=== PROVIDED DATA ===

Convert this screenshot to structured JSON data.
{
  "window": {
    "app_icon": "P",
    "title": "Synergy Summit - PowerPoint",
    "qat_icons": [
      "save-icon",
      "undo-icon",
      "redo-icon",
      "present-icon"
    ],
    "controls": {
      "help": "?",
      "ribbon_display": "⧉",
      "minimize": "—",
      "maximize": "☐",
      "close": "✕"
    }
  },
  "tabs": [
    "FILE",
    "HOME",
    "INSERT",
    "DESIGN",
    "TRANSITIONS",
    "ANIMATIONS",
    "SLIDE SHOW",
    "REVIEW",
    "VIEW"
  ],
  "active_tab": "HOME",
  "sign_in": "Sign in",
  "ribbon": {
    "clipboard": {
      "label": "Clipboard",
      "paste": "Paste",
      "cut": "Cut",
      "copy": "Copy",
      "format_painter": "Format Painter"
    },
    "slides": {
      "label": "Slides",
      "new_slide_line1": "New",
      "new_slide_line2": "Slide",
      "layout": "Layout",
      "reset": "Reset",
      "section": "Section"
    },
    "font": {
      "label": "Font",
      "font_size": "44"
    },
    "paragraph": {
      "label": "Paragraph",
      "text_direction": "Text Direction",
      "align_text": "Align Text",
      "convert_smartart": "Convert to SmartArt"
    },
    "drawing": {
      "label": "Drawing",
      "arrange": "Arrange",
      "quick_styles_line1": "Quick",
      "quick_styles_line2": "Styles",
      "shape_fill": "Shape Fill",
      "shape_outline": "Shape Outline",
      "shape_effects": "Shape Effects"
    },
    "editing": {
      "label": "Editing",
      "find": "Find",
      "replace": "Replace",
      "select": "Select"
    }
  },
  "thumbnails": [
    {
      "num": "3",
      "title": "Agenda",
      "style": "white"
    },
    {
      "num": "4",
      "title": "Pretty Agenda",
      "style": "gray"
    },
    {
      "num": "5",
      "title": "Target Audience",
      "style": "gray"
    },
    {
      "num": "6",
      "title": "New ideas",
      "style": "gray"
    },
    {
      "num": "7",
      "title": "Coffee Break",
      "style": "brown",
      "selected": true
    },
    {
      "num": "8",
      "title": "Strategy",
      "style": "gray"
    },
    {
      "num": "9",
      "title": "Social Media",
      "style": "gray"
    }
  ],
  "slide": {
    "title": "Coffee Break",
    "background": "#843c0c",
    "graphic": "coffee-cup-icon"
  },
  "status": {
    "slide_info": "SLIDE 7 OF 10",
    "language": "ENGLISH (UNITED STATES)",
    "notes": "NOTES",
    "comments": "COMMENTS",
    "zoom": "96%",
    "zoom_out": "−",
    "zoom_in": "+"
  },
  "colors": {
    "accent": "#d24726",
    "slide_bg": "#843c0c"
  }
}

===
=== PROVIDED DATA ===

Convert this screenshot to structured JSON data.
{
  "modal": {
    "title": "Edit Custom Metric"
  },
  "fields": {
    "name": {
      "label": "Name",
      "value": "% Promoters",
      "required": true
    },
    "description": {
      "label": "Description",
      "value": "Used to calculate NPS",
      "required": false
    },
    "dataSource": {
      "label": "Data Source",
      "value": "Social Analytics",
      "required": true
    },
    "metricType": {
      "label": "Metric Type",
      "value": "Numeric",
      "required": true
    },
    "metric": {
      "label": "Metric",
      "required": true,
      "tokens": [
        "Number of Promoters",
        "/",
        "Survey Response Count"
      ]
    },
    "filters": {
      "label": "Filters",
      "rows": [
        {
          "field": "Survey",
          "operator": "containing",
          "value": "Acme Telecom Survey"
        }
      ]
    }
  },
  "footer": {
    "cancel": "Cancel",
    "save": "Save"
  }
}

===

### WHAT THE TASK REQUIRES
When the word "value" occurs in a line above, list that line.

### RESULT BELOW
      "value": "% Promoters",
      "value": "Used to calculate NPS",
      "value": "Social Analytics",
      "value": "Numeric",
          "value": "Acme Telecom Survey"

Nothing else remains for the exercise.